A lottery is a procedure for distributing something (usually money or prizes) among people by chance, usually by a drawing. It is also a form of gambling.
A lottery may be organized for a number of purposes, including collecting money for charitable or public purposes, or to raise funds for a particular project or cause. They have wide appeal and are popular with the general public.
Some lottery organizations are regulated by government agencies, which often set the rules of operation and the value of prizes. Others are privately run.
Lotteries are a source of funding for many different types of projects, from construction to charity and even sports. They are also a great way to promote tourism and stimulate economies.
To make a winning ticket, you must pick random numbers that aren’t close together. That will make it more likely that you’ll hit a jackpot.
Another way to increase your odds of hitting the jackpot is to buy more tickets. This can be a small investment, but it can add up over time.

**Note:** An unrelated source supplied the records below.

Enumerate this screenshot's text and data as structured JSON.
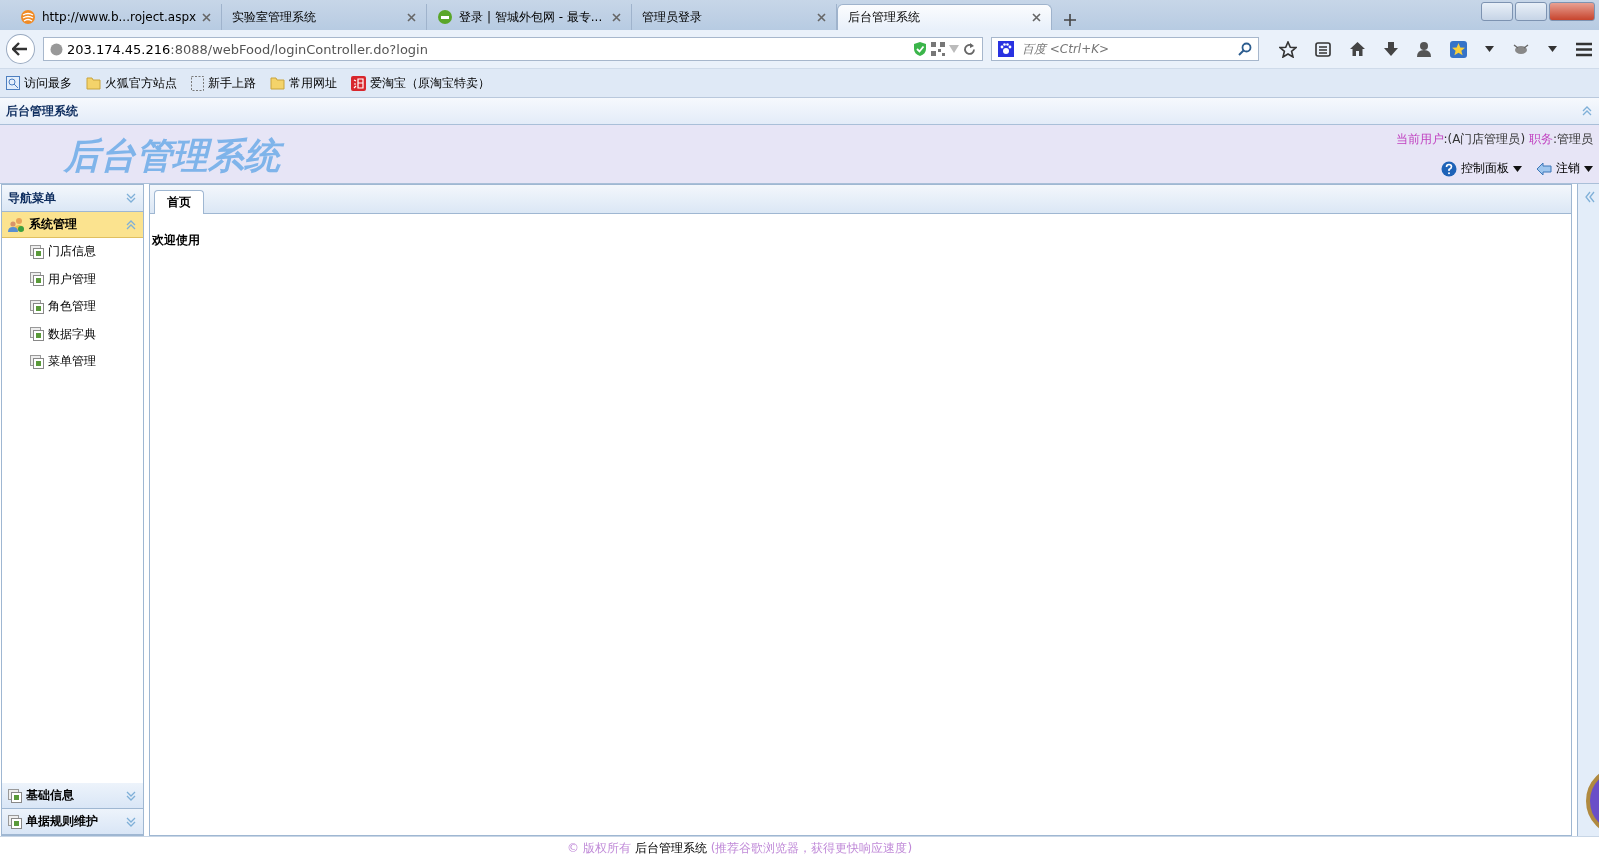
{
  "browser": {
    "tabs": [
      {
        "title": "http://www.b...roject.aspx",
        "selected": false
      },
      {
        "title": "实验室管理系统",
        "selected": false
      },
      {
        "title": "登录 | 智城外包网 - 最专...",
        "selected": false
      },
      {
        "title": "管理员登录",
        "selected": false
      },
      {
        "title": "后台管理系统",
        "selected": true
      }
    ],
    "address": {
      "host": "203.174.45.216",
      "path": ":8088/webFood/loginController.do?login"
    },
    "search": {
      "placeholder": "百度 <Ctrl+K>"
    },
    "bookmarks": [
      {
        "label": "访问最多"
      },
      {
        "label": "火狐官方站点"
      },
      {
        "label": "新手上路"
      },
      {
        "label": "常用网址"
      },
      {
        "label": "爱淘宝（原淘宝特卖）"
      }
    ]
  },
  "app": {
    "title": "后台管理系统",
    "logo": "后台管理系统",
    "user": {
      "user_label": "当前用户",
      "user_value": ":(A门店管理员)",
      "role_label": "职务",
      "role_value": ":管理员"
    },
    "menus": [
      {
        "label": "控制面板"
      },
      {
        "label": "注销"
      }
    ],
    "sidebar": {
      "title": "导航菜单",
      "groups": [
        {
          "label": "系统管理",
          "expanded": true,
          "children": [
            "门店信息",
            "用户管理",
            "角色管理",
            "数据字典",
            "菜单管理"
          ]
        },
        {
          "label": "基础信息",
          "expanded": false
        },
        {
          "label": "单据规则维护",
          "expanded": false
        }
      ]
    },
    "content_tabs": [
      {
        "label": "首页",
        "selected": true
      }
    ],
    "welcome": "欢迎使用"
  },
  "footer": {
    "copyright": "© 版权所有",
    "name": "后台管理系统",
    "hint": "(推荐谷歌浏览器，获得更快响应速度)"
  }
}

You can also try playing a smaller game, such as a state pick-3. These games tend to have better odds than bigger national games, and they can be much easier to play.

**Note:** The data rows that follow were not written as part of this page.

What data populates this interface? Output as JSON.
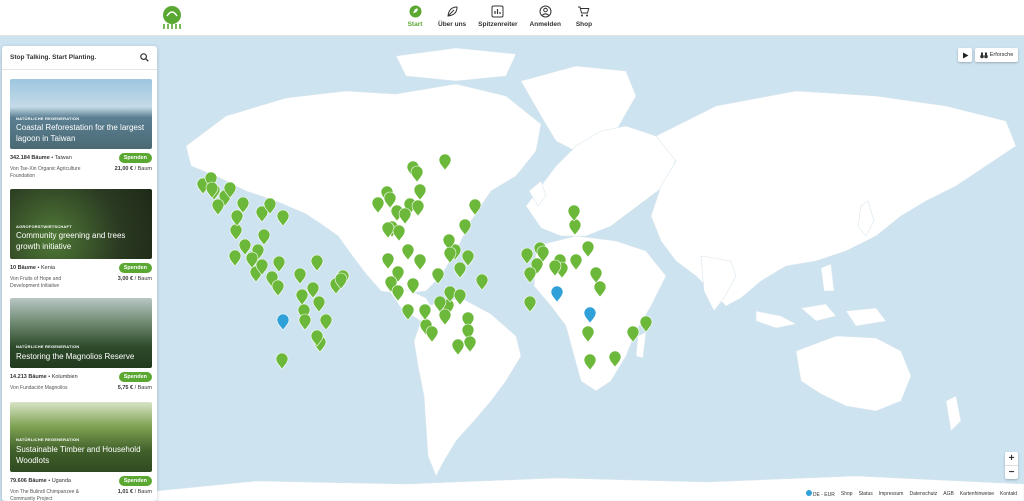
{
  "header": {
    "nav": [
      {
        "label": "Start",
        "icon": "leaf-badge-icon",
        "active": true
      },
      {
        "label": "Über uns",
        "icon": "leaf-icon",
        "active": false
      },
      {
        "label": "Spitzenreiter",
        "icon": "chart-icon",
        "active": false
      },
      {
        "label": "Anmelden",
        "icon": "user-icon",
        "active": false
      },
      {
        "label": "Shop",
        "icon": "cart-icon",
        "active": false
      }
    ]
  },
  "sidebar": {
    "search_label": "Stop Talking. Start Planting.",
    "cards": [
      {
        "tag": "NATÜRLICHE REGENERATION",
        "title": "Coastal Reforestation for the largest lagoon in Taiwan",
        "trees": "342.184 Bäume",
        "country": "Taiwan",
        "button": "Spenden",
        "org": "Von Tse-Xin Organic Agriculture Foundation",
        "price": "21,00 €",
        "unit": "/ Baum"
      },
      {
        "tag": "AGROFORSTWIRTSCHAFT",
        "title": "Community greening and trees growth initiative",
        "trees": "10 Bäume",
        "country": "Kenia",
        "button": "Spenden",
        "org": "Von Fruits of Hope and Development Initiative",
        "price": "3,00 €",
        "unit": "/ Baum"
      },
      {
        "tag": "NATÜRLICHE REGENERATION",
        "title": "Restoring the Magnolios Reserve",
        "trees": "14.213 Bäume",
        "country": "Kolumbien",
        "button": "Spenden",
        "org": "Von Fundación Magnolios",
        "price": "5,75 €",
        "unit": "/ Baum"
      },
      {
        "tag": "NATÜRLICHE REGENERATION",
        "title": "Sustainable Timber and Household Woodlots",
        "trees": "79.606 Bäume",
        "country": "Uganda",
        "button": "Spenden",
        "org": "Von The Bulindi Chimpanzee & Community Project",
        "price": "1,01 €",
        "unit": "/ Baum"
      }
    ]
  },
  "map_controls": {
    "explore_label": "Erforsche",
    "zoom_in": "+",
    "zoom_out": "−"
  },
  "footer": {
    "locale": "DE - EUR",
    "links": [
      "Shop",
      "Status",
      "Impressum",
      "Datenschutz",
      "AGB",
      "Kartenhinweise",
      "Kontakt"
    ]
  },
  "colors": {
    "accent": "#5aa832",
    "pin_green": "#6cb83a",
    "pin_blue": "#2fa0d8",
    "ocean": "#cde3f0",
    "land": "#ffffff"
  }
}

A good strategy for boosting your chances of hitting the jackpot is to try to get your friends or family members to buy lottery tickets with you. They will probably be able to sell you theirs for a fraction of the cost.
If you win a lottery, it is best to turn the winnings over to your tax authority as soon as possible. It’s important to do this because you may be required to report the winnings to your employer or the IRS, and if you win a large amount, it can be difficult to separate it from the money you earned.

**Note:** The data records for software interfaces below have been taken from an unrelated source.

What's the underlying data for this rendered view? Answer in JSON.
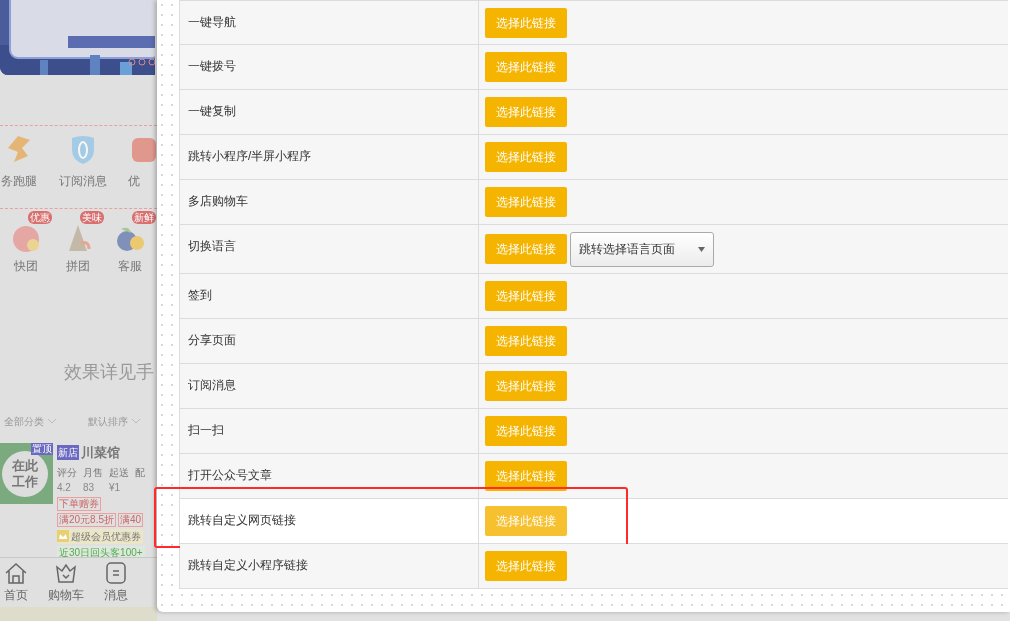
{
  "preview": {
    "quick_icons": [
      {
        "label": "务跑腿",
        "kind": "runner"
      },
      {
        "label": "订阅消息",
        "kind": "shield"
      },
      {
        "label": "优",
        "kind": "coupon"
      }
    ],
    "groups": [
      {
        "label": "快团",
        "badge": "优惠",
        "kind": "meat"
      },
      {
        "label": "拼团",
        "badge": "美味",
        "kind": "fish"
      },
      {
        "label": "客服",
        "badge": "新鲜",
        "kind": "berry"
      }
    ],
    "notice": "效果详见手",
    "filters": [
      "全部分类",
      "默认排序"
    ],
    "shop": {
      "logo_text": "在此工作",
      "pin_badge": "置顶",
      "new_badge": "新店",
      "name": "川菜馆",
      "stats": [
        {
          "label": "评分",
          "value": "4.2"
        },
        {
          "label": "月售",
          "value": "83"
        },
        {
          "label": "起送",
          "value": "¥1"
        },
        {
          "label": "配"
        }
      ],
      "tags": [
        "下单赠券",
        "满20元8.5折",
        "满40"
      ],
      "member_coupon": "超级会员优惠券",
      "highlights": [
        "近30日回头客100+"
      ]
    },
    "tab_bar": [
      {
        "label": "首页",
        "kind": "home"
      },
      {
        "label": "购物车",
        "kind": "basket"
      },
      {
        "label": "消息",
        "kind": "message"
      }
    ]
  },
  "links": [
    {
      "name": "一键导航",
      "button": "选择此链接",
      "highlighted": false
    },
    {
      "name": "一键拨号",
      "button": "选择此链接",
      "highlighted": false
    },
    {
      "name": "一键复制",
      "button": "选择此链接",
      "highlighted": false
    },
    {
      "name": "跳转小程序/半屏小程序",
      "button": "选择此链接",
      "highlighted": false
    },
    {
      "name": "多店购物车",
      "button": "选择此链接",
      "highlighted": false
    },
    {
      "name": "切换语言",
      "button": "选择此链接",
      "highlighted": false,
      "select": "跳转选择语言页面"
    },
    {
      "name": "签到",
      "button": "选择此链接",
      "highlighted": false
    },
    {
      "name": "分享页面",
      "button": "选择此链接",
      "highlighted": false
    },
    {
      "name": "订阅消息",
      "button": "选择此链接",
      "highlighted": false
    },
    {
      "name": "扫一扫",
      "button": "选择此链接",
      "highlighted": false
    },
    {
      "name": "打开公众号文章",
      "button": "选择此链接",
      "highlighted": false
    },
    {
      "name": "跳转自定义网页链接",
      "button": "选择此链接",
      "highlighted": true
    },
    {
      "name": "跳转自定义小程序链接",
      "button": "选择此链接",
      "highlighted": false
    }
  ]
}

Some people choose to keep their winnings anonymous, but that can be a hassle. If you’re not comfortable with your ticket going public, consider forming a blind trust through your attorney and keeping the prize money to yourself until you’ve used it.
The majority of winners prefer to receive their money in a lump sum, rather than an annuity payment. This is because it gives them more money in one go, but it also means they won’t have to deal with the paperwork involved in selling their payments.
You should also choose to keep the winnings confidential and only share them with your legal counsel, accountant or financial advisor. That can help you protect yourself against identity theft or fraud.
A lottery that pays out a super-sized jackpot can attract a lot of attention. This can increase the interest in the lottery, which can in turn boost sales.
However, this can increase the risk of fraud by unscrupulous lottery operators. A recent study found that lottery scams cost governments billions of dollars each year, and some lotteries are a target for organized crime.